● Aim of the task:
From the entries below, copy each line in which the word "Tuotemyyntiraportti" occurs.

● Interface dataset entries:
========================

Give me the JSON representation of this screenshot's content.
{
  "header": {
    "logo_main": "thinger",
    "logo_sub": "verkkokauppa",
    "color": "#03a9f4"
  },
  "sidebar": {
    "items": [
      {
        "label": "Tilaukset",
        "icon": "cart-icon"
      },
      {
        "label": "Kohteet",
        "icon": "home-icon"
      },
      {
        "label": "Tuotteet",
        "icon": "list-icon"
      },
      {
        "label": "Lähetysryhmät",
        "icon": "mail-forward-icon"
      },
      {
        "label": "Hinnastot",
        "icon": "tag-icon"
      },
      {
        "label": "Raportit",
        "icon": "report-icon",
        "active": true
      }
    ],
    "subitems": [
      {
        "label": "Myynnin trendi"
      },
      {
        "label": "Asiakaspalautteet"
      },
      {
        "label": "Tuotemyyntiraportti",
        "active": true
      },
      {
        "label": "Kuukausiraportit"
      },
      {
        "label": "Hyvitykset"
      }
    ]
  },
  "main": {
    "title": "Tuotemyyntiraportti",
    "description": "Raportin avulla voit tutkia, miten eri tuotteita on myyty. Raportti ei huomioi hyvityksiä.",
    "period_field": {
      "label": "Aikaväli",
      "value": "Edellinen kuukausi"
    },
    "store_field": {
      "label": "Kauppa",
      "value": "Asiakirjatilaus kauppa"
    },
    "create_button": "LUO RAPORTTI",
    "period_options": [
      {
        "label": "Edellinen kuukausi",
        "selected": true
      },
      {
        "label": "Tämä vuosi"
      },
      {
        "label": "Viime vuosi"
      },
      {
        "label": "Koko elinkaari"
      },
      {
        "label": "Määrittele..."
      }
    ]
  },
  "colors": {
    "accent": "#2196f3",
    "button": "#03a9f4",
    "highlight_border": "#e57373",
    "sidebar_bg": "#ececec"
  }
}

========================

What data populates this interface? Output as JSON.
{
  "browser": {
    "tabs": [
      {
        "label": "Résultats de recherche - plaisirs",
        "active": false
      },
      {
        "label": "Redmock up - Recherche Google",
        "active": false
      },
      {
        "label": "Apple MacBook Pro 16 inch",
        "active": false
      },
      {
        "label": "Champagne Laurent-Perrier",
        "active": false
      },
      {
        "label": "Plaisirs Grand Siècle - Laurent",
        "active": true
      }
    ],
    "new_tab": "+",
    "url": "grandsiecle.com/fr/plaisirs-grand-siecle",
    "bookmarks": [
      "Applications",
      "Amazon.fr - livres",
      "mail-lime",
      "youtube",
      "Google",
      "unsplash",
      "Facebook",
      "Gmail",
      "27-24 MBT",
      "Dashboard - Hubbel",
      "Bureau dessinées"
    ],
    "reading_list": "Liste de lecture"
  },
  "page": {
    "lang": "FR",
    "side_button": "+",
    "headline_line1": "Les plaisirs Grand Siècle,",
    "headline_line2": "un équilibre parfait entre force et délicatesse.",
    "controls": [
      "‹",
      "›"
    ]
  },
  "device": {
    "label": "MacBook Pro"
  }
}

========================

● Exercise result:
        "label": "Tuotemyyntiraportti",
    "title": "Tuotemyyntiraportti",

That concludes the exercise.